Assignment. Your task is to restate the listing word for word without the pictures.

Excerpted records.
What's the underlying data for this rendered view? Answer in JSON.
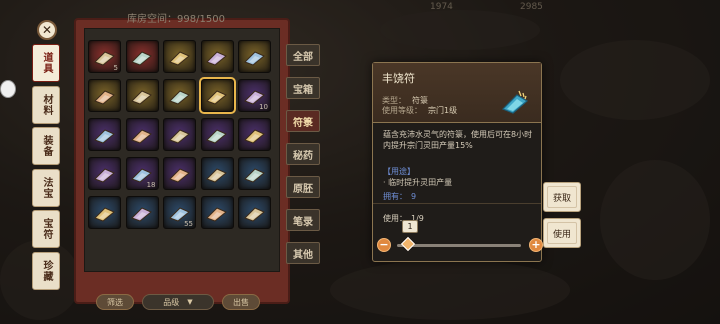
{
  "capacity": {
    "label": "库房空间：",
    "value": "998/1500"
  },
  "top_currency": [
    "1974",
    "2985"
  ],
  "left_categories": [
    {
      "label": "道具",
      "active": true
    },
    {
      "label": "材料",
      "active": false
    },
    {
      "label": "装备",
      "active": false
    },
    {
      "label": "法宝",
      "active": false
    },
    {
      "label": "宝符",
      "active": false
    },
    {
      "label": "珍藏",
      "active": false
    }
  ],
  "right_tabs": [
    {
      "label": "全部",
      "active": false
    },
    {
      "label": "宝箱",
      "active": false
    },
    {
      "label": "符箓",
      "active": true
    },
    {
      "label": "秘药",
      "active": false
    },
    {
      "label": "原胚",
      "active": false
    },
    {
      "label": "笔录",
      "active": false
    },
    {
      "label": "其他",
      "active": false
    }
  ],
  "slots": [
    {
      "rarity": "red",
      "count": "5",
      "icon": "talisman-icon"
    },
    {
      "rarity": "red",
      "count": "",
      "icon": "talisman-icon"
    },
    {
      "rarity": "gold",
      "count": "",
      "icon": "talisman-icon"
    },
    {
      "rarity": "gold",
      "count": "",
      "icon": "talisman-icon"
    },
    {
      "rarity": "gold",
      "count": "",
      "icon": "talisman-icon"
    },
    {
      "rarity": "gold",
      "count": "",
      "icon": "talisman-icon"
    },
    {
      "rarity": "gold",
      "count": "",
      "icon": "talisman-icon"
    },
    {
      "rarity": "gold",
      "count": "",
      "icon": "talisman-icon"
    },
    {
      "rarity": "gold",
      "count": "",
      "icon": "talisman-icon",
      "selected": true
    },
    {
      "rarity": "purple",
      "count": "10",
      "icon": "talisman-icon"
    },
    {
      "rarity": "purple",
      "count": "",
      "icon": "talisman-icon"
    },
    {
      "rarity": "purple",
      "count": "",
      "icon": "talisman-icon"
    },
    {
      "rarity": "purple",
      "count": "",
      "icon": "talisman-icon"
    },
    {
      "rarity": "purple",
      "count": "",
      "icon": "talisman-icon"
    },
    {
      "rarity": "purple",
      "count": "",
      "icon": "talisman-icon"
    },
    {
      "rarity": "purple",
      "count": "",
      "icon": "talisman-icon"
    },
    {
      "rarity": "purple",
      "count": "18",
      "icon": "talisman-icon"
    },
    {
      "rarity": "purple",
      "count": "",
      "icon": "talisman-icon"
    },
    {
      "rarity": "blue",
      "count": "",
      "icon": "talisman-icon"
    },
    {
      "rarity": "blue",
      "count": "",
      "icon": "talisman-icon"
    },
    {
      "rarity": "blue",
      "count": "",
      "icon": "talisman-icon"
    },
    {
      "rarity": "blue",
      "count": "",
      "icon": "talisman-icon"
    },
    {
      "rarity": "blue",
      "count": "55",
      "icon": "talisman-icon"
    },
    {
      "rarity": "blue",
      "count": "",
      "icon": "talisman-icon"
    },
    {
      "rarity": "blue",
      "count": "",
      "icon": "talisman-icon"
    }
  ],
  "filter": {
    "left_button": "筛选",
    "select_value": "品级",
    "right_button": "出售"
  },
  "tooltip": {
    "title": "丰饶符",
    "type_label": "类型：",
    "type_value": "符箓",
    "level_label": "使用等级：",
    "level_value": "宗门1级",
    "description": "蕴含充沛水灵气的符箓，使用后可在8小时内提升宗门灵田产量15%",
    "use_heading": "【用途】",
    "use_body": "· 临时提升灵田产量",
    "own_label": "拥有：",
    "own_value": "9",
    "usage_label": "使用：",
    "usage_value": "1/9",
    "selected_qty": "1",
    "slider_progress": 0.0
  },
  "actions": {
    "get": "获取",
    "use": "使用"
  },
  "colors": {
    "red": "#8a2f2c",
    "gold": "#7a6328",
    "purple": "#4b2f6b",
    "blue": "#2c4a6a",
    "accent": "#e8b64c",
    "use_blue": "#6f8fd6"
  }
}
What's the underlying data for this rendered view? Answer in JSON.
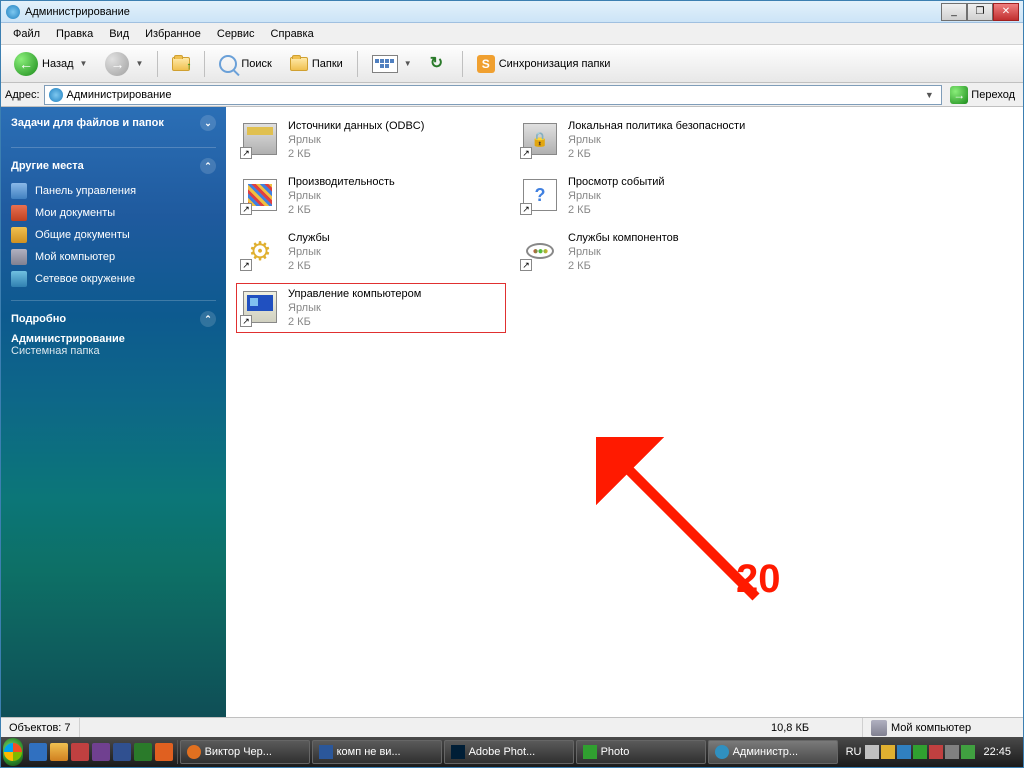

Result of this exercise.
What's the underlying data for this rendered view? Answer in JSON.
{
  "capacity": {
    "label": "库房空间：",
    "value": "998/1500"
  },
  "top_currency": [
    "1974",
    "2985"
  ],
  "left_categories": [
    {
      "label": "道具",
      "active": true
    },
    {
      "label": "材料",
      "active": false
    },
    {
      "label": "装备",
      "active": false
    },
    {
      "label": "法宝",
      "active": false
    },
    {
      "label": "宝符",
      "active": false
    },
    {
      "label": "珍藏",
      "active": false
    }
  ],
  "right_tabs": [
    {
      "label": "全部",
      "active": false
    },
    {
      "label": "宝箱",
      "active": false
    },
    {
      "label": "符箓",
      "active": true
    },
    {
      "label": "秘药",
      "active": false
    },
    {
      "label": "原胚",
      "active": false
    },
    {
      "label": "笔录",
      "active": false
    },
    {
      "label": "其他",
      "active": false
    }
  ],
  "slots": [
    {
      "rarity": "red",
      "count": "5",
      "icon": "talisman-icon"
    },
    {
      "rarity": "red",
      "count": "",
      "icon": "talisman-icon"
    },
    {
      "rarity": "gold",
      "count": "",
      "icon": "talisman-icon"
    },
    {
      "rarity": "gold",
      "count": "",
      "icon": "talisman-icon"
    },
    {
      "rarity": "gold",
      "count": "",
      "icon": "talisman-icon"
    },
    {
      "rarity": "gold",
      "count": "",
      "icon": "talisman-icon"
    },
    {
      "rarity": "gold",
      "count": "",
      "icon": "talisman-icon"
    },
    {
      "rarity": "gold",
      "count": "",
      "icon": "talisman-icon"
    },
    {
      "rarity": "gold",
      "count": "",
      "icon": "talisman-icon",
      "selected": true
    },
    {
      "rarity": "purple",
      "count": "10",
      "icon": "talisman-icon"
    },
    {
      "rarity": "purple",
      "count": "",
      "icon": "talisman-icon"
    },
    {
      "rarity": "purple",
      "count": "",
      "icon": "talisman-icon"
    },
    {
      "rarity": "purple",
      "count": "",
      "icon": "talisman-icon"
    },
    {
      "rarity": "purple",
      "count": "",
      "icon": "talisman-icon"
    },
    {
      "rarity": "purple",
      "count": "",
      "icon": "talisman-icon"
    },
    {
      "rarity": "purple",
      "count": "",
      "icon": "talisman-icon"
    },
    {
      "rarity": "purple",
      "count": "18",
      "icon": "talisman-icon"
    },
    {
      "rarity": "purple",
      "count": "",
      "icon": "talisman-icon"
    },
    {
      "rarity": "blue",
      "count": "",
      "icon": "talisman-icon"
    },
    {
      "rarity": "blue",
      "count": "",
      "icon": "talisman-icon"
    },
    {
      "rarity": "blue",
      "count": "",
      "icon": "talisman-icon"
    },
    {
      "rarity": "blue",
      "count": "",
      "icon": "talisman-icon"
    },
    {
      "rarity": "blue",
      "count": "55",
      "icon": "talisman-icon"
    },
    {
      "rarity": "blue",
      "count": "",
      "icon": "talisman-icon"
    },
    {
      "rarity": "blue",
      "count": "",
      "icon": "talisman-icon"
    }
  ],
  "filter": {
    "left_button": "筛选",
    "select_value": "品级",
    "right_button": "出售"
  },
  "tooltip": {
    "title": "丰饶符",
    "type_label": "类型：",
    "type_value": "符箓",
    "level_label": "使用等级：",
    "level_value": "宗门1级",
    "description": "蕴含充沛水灵气的符箓，使用后可在8小时内提升宗门灵田产量15%",
    "use_heading": "【用途】",
    "use_body": "· 临时提升灵田产量",
    "own_label": "拥有：",
    "own_value": "9",
    "usage_label": "使用：",
    "usage_value": "1/9",
    "selected_qty": "1",
    "slider_progress": 0.0
  },
  "actions": {
    "get": "获取",
    "use": "使用"
  },
  "colors": {
    "red": "#8a2f2c",
    "gold": "#7a6328",
    "purple": "#4b2f6b",
    "blue": "#2c4a6a",
    "accent": "#e8b64c",
    "use_blue": "#6f8fd6"
  }
}
What's the underlying data for this rendered view? Answer in JSON.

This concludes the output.